Markets remain firmly entrenched in the COVID-19 panic that is forcing widespread disruptions to how people go about their business, while slowing economic wheels.
Live Cattle futures showed signs of life Monday, with surging wholesale beef values, but sank hard again, as did Feeder Cattle.
Live Cattle futures closed an average of $3.73 lower.
Feeder Cattle futures closed an average of $4.47 lower, limit-down in all but one contract.
Wholesale beef values rocketed higher Monday, with heavy offerings, as retailers replenished supplies windrowed by consumers stocking up. There was also likely some defensive buying against potential challenges in the supply chain.
Choice boxed beef cutout value was $16.22 higher Monday afternoon at $224.36/cwt. Select was $14.73 higher at $216.71.

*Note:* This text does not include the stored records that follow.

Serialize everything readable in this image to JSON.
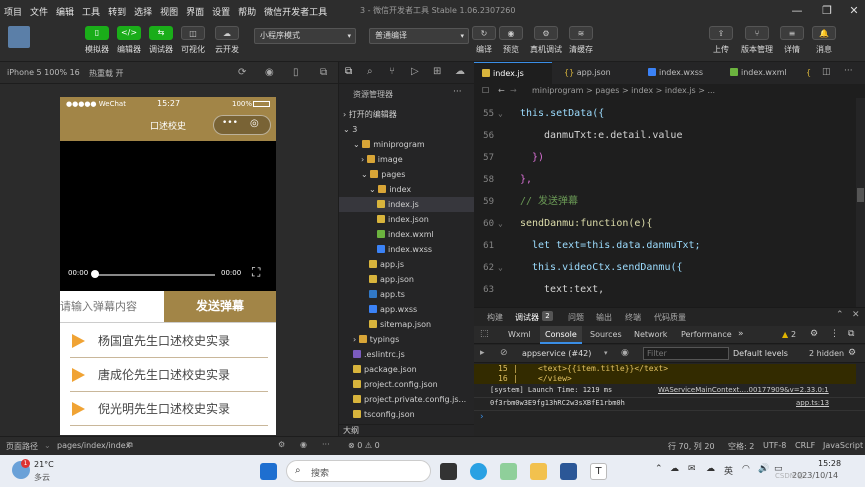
{
  "menubar": {
    "items": [
      "项目",
      "文件",
      "编辑",
      "工具",
      "转到",
      "选择",
      "视图",
      "界面",
      "设置",
      "帮助",
      "微信开发者工具"
    ],
    "title": "3 - 微信开发者工具 Stable 1.06.2307260"
  },
  "toolbar": {
    "left_buttons": [
      {
        "label": "模拟器",
        "icon": "phone-icon"
      },
      {
        "label": "编辑器",
        "icon": "code-icon"
      },
      {
        "label": "调试器",
        "icon": "debug-icon"
      },
      {
        "label": "可视化",
        "icon": "visual-icon"
      },
      {
        "label": "云开发",
        "icon": "cloud-icon"
      }
    ],
    "mode_select": "小程序模式",
    "compile_select": "普通编译",
    "mid_buttons": [
      {
        "label": "编译",
        "icon": "refresh-icon"
      },
      {
        "label": "预览",
        "icon": "eye-icon"
      },
      {
        "label": "真机调试",
        "icon": "bug-icon"
      },
      {
        "label": "清缓存",
        "icon": "layers-icon"
      }
    ],
    "right_buttons": [
      {
        "label": "上传",
        "icon": "upload-icon"
      },
      {
        "label": "版本管理",
        "icon": "branch-icon"
      },
      {
        "label": "详情",
        "icon": "menu-icon"
      },
      {
        "label": "消息",
        "icon": "bell-icon"
      }
    ]
  },
  "simulator": {
    "device": "iPhone 5 100% 16",
    "hotreload": "热重载 开",
    "status_carrier": "●●●●● WeChat",
    "status_time": "15:27",
    "status_battery": "100%",
    "nav_title": "口述校史",
    "video_time_left": "00:00",
    "video_time_right": "00:00",
    "input_placeholder": "请输入弹幕内容",
    "send_button": "发送弹幕",
    "list": [
      "杨国宜先生口述校史实录",
      "唐成伦先生口述校史实录",
      "倪光明先生口述校史实录"
    ]
  },
  "explorer": {
    "title": "资源管理器",
    "open_editors": "打开的编辑器",
    "project": "3",
    "tree": [
      {
        "name": "miniprogram",
        "depth": 1,
        "kind": "folder-open"
      },
      {
        "name": "image",
        "depth": 2,
        "kind": "folder"
      },
      {
        "name": "pages",
        "depth": 2,
        "kind": "folder-open"
      },
      {
        "name": "index",
        "depth": 3,
        "kind": "folder-open"
      },
      {
        "name": "index.js",
        "depth": 4,
        "kind": "js",
        "active": true
      },
      {
        "name": "index.json",
        "depth": 4,
        "kind": "json"
      },
      {
        "name": "index.wxml",
        "depth": 4,
        "kind": "wxml"
      },
      {
        "name": "index.wxss",
        "depth": 4,
        "kind": "wxss"
      },
      {
        "name": "app.js",
        "depth": 3,
        "kind": "js"
      },
      {
        "name": "app.json",
        "depth": 3,
        "kind": "json"
      },
      {
        "name": "app.ts",
        "depth": 3,
        "kind": "ts"
      },
      {
        "name": "app.wxss",
        "depth": 3,
        "kind": "wxss"
      },
      {
        "name": "sitemap.json",
        "depth": 3,
        "kind": "json"
      },
      {
        "name": "typings",
        "depth": 1,
        "kind": "folder"
      },
      {
        "name": ".eslintrc.js",
        "depth": 1,
        "kind": "eslint"
      },
      {
        "name": "package.json",
        "depth": 1,
        "kind": "json"
      },
      {
        "name": "project.config.json",
        "depth": 1,
        "kind": "json"
      },
      {
        "name": "project.private.config.js...",
        "depth": 1,
        "kind": "json"
      },
      {
        "name": "tsconfig.json",
        "depth": 1,
        "kind": "json"
      }
    ],
    "outline": "大纲",
    "status_errors": "⊗ 0 ⚠ 0"
  },
  "editor": {
    "tabs": [
      "index.js",
      "app.json",
      "index.wxss",
      "index.wxml",
      "{"
    ],
    "breadcrumb": "miniprogram > pages > index > index.js > ...",
    "lines": [
      {
        "n": "55",
        "code": "this.setData({"
      },
      {
        "n": "56",
        "code": "danmuTxt:e.detail.value"
      },
      {
        "n": "57",
        "code": "})"
      },
      {
        "n": "58",
        "code": "},"
      },
      {
        "n": "59",
        "code": "// 发送弹幕"
      },
      {
        "n": "60",
        "code": "sendDanmu:function(e){"
      },
      {
        "n": "61",
        "code": "let text=this.data.danmuTxt;"
      },
      {
        "n": "62",
        "code": "this.videoCtx.sendDanmu({"
      },
      {
        "n": "63",
        "code": "text:text,"
      }
    ]
  },
  "devtools": {
    "top_tabs": [
      "构建",
      "调试器",
      "问题",
      "输出",
      "终端",
      "代码质量"
    ],
    "debugger_badge": "2",
    "panel_tabs": [
      "Wxml",
      "Console",
      "Sources",
      "Network",
      "Performance"
    ],
    "warn_count": "2",
    "context": "appservice (#42)",
    "filter_placeholder": "Filter",
    "levels": "Default levels",
    "hidden": "2 hidden",
    "code_lines": [
      {
        "n": "15",
        "code": "<text>{{item.title}}</text>"
      },
      {
        "n": "16",
        "code": "</view>"
      }
    ],
    "log1_text": "[system] Launch Time: 1219 ms",
    "log1_src": "WAServiceMainContext.…00177909&v=2.33.0:1",
    "log2_text": "0f3rbm0w3E9fg13hRC2w3sXBfE1rbm0h",
    "log2_src": "app.ts:13"
  },
  "statusbar": {
    "page_path_label": "页面路径",
    "page_path": "pages/index/index",
    "cursor": "行 70, 列 20",
    "spaces": "空格: 2",
    "encoding": "UTF-8",
    "eol": "CRLF",
    "lang": "JavaScript"
  },
  "taskbar": {
    "weather_badge": "1",
    "temp": "21°C",
    "weather": "多云",
    "search": "搜索",
    "ime": "英",
    "time": "15:28",
    "date": "2023/10/14",
    "watermark": "CSDN @..."
  }
}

Corn futures closed 11¢ and 10¢ lower in the front two contracts and then mostly 4¢ to 6¢ lower.
Soybean futures closed 18¢ to 27¢ lower through Jly ’21 and then mostly 14¢ to 16¢ lower.
Major U.S. financial indices on Monday gave back everything recovered in the previous session, despite aggressive action by the Fed over the weekend and the economic support previously announced by the White House.
West Texas Intermediate Crude Oil futures on the CME closed $2.76 to $3.03 lower through the front six contracts, down to $28.70 in spot Apr.
The Dow Jones Industrial Average closed 2,997 points lower. The S&P 500 closed 324 points lower. The NASDAQ was down 970 points.
“The cattle and beef industry, along with the rest of the U.S. and global economy is in uncharted waters with the coronavirus pandemic. There are many unknowns about the timing, severity and aftermath of the disease,” says Derrell Peel, Extension livestock marketing specialist at Oklahoma State University, in his weekly market comments. “For the beef industry, there are longer term questions about overall impact on domestic and international beef demand, with questions about a U.S. and global recession looming large. In the short run, the actions needed to manage the epidemiology of COVID-19 is having significant impacts on beef supply chains.”
Peel explains beef products flow through three primary market channels: retail (grocery), food service and exports; each using separate supply chains. Domestically, based on USDA data, he says food at home, which approximately matches retail grocery, represents about 46% of total food expenditures in the U.S. Food away from home represents about 54% of total food expenditures.
“The immediate response to COVID-19 is to limit travel, gatherings and public activities. Reduced travel, fewer restaurant visits and school closures all impact the HRI sector (hotels, restaurants, institutions),” Peel explains. “This implies a dramatic shift of food from the food service (HRI) sector into retail grocery sales. This represents huge demands on grocery store sales and the logistics of supplying retail stores. For beef, there is immediate demand for more processing, packaging and shipping of beef for retail sale and less processing and shipping of meat through food service distribution channels.”
Moreover, Peel notes each marketing channel utilizes a different mix of beef products.
“There will be a variety of impacts on markets for specific beef products,” Peel explains. “For example, increased demand for ground beef has resulted in local shortages of product at grocery stores, while reduced restaurant demand may result in weaker middle meat sales. We can expect significant disruptions and stress on beef supply chains given the consumption changes associated with requirements to control COVID-19.”
Should the labor forces of beef packing, processing, or shipping be directly impacted by COVID-19, Peel says supply chain disruptions could be more significant.